America is often referred to as the land of opportunity. Faizan Naqvi, of Kearny, refers to NJIT as his “university of opportunity.”
NJIT gave him the opportunity, for instance, to work on solar research with Haimin Wang, PhD, a distinguished professor in the department of physics. Naqvi started the research when he was only a freshman. Now a junior, his research recently helped him win a Goldwater Scholarship – an award that recognizes and encourages scholarship in the fields of engineering, mathematics and natural sciences.
This program honoring Senator Barry M. Goldwater was designed to foster and encourage outstanding students to pursue careers in the fields of mathematics, the natural sciences, and engineering. The Goldwater Scholarship is the premier undergraduate award of its type in these fields.
Naqvi is grateful to NJIT for that research opportunity. And he’s grateful to NJIT Distinguished Professor Gene M. Jonakait, who helped refine his application.
Some other NJIT opportunities afforded to Naqvi include a scholarship from the Albert Dorman Honors College at NJIT, which gave him the opportunity to focus on his studies; the presidency of the Rotaract Club, which gave him a chance to do community service and induction into Tau Beta Pi, the engineering honor society. Through the BS/MS program in electrical engineering, he’s been able to take graduate-level courses while still an undergraduate.
“I left my homeland, Pakistan, to attend NJIT,” said Naqvi. “My two older brothers also attended NJIT. They loved it here and so do I.”
Naqvi’s brothers, Mohammad and Salman, not only attended NJIT but also excelled. Both graduated with awards and honors plus received Goldwater Scholarships. The Naqvi brothers are a brilliant triumvirate – the only three brothers ever to have won Goldwater Scholarships. All three majored in electrical engineering.
Mohammad, who graduated in 2009, works now as an electronics engineer for Lockheed Martin’s Space Systems Company, where he focuses on antenna design and testing. He’s also enrolled in a master’s degree program in engineering management at Columbia University.
Salman graduated in 2010 and is enrolled in a master’s degree program in electrical engineering at Stanford University, where he researches the effects of the earth’s atmosphere on wireless communication.
The three brothers are close – they roomed together while at NJIT – and ever since they were boys growing up in Pakistan have always helped each other with schoolwork. All three attended a Pakistani high school affiliated with Cambridge University. Then all three came to NJIT.
“My brothers and I are humbled by each winning Goldwater awards,” says Naqvi. “During open houses I talk to high school students who are considering applying to NJIT. And I always tell them this: ‘NJIT is the university of opportunity. It will offer you so many opportunities. All you have to do is take advantage of them.’”
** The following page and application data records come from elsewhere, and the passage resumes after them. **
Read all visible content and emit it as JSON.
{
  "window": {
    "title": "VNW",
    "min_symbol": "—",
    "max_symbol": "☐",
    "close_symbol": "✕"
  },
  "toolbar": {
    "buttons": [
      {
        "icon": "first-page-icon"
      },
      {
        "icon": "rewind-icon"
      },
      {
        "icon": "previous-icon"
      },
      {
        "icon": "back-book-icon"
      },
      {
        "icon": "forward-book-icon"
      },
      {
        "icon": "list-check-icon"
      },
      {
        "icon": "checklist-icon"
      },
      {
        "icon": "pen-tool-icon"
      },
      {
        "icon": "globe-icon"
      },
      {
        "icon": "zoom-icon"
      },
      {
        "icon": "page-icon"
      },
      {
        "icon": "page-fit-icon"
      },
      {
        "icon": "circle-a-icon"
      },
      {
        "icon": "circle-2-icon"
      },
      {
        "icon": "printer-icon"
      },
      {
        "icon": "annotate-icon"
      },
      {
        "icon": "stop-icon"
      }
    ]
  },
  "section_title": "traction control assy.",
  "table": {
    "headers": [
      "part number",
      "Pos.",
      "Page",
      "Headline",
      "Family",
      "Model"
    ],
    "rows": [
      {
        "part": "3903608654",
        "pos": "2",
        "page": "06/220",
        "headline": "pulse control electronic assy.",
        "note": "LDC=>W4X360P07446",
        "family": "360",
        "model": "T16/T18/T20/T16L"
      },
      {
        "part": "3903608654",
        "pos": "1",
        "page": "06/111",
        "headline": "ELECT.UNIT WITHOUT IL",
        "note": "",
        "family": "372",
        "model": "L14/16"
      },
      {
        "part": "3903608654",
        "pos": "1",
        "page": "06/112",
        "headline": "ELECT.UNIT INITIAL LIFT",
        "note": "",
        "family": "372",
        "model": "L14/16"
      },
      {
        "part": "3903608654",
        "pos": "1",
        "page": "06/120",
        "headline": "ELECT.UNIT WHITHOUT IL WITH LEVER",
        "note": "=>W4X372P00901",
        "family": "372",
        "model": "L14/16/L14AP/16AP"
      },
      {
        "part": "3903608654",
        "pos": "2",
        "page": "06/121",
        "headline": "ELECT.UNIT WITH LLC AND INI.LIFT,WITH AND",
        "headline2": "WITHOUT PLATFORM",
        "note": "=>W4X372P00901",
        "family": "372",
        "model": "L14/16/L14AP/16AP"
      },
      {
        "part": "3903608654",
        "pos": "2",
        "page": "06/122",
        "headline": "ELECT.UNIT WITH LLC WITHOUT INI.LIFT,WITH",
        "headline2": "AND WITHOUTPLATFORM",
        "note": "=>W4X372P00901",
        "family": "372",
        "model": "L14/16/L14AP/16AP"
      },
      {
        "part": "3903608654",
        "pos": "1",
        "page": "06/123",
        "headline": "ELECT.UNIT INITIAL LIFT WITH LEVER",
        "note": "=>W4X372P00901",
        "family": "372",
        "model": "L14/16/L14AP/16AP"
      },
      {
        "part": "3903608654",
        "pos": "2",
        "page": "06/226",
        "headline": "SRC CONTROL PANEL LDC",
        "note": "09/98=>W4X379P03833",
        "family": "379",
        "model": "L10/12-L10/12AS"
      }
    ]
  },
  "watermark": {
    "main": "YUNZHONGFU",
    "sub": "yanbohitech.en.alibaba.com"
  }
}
The Goldwater Foundation is a federally-endowed agency established by Public Law 99-661 on November 14, 1986. Since its first award in 1989, the Foundation has bestowed over 6,600 scholarships worth approximately $50 million. The Trustees plan to award about three hundred scholarships for the 2012–2013 academic year.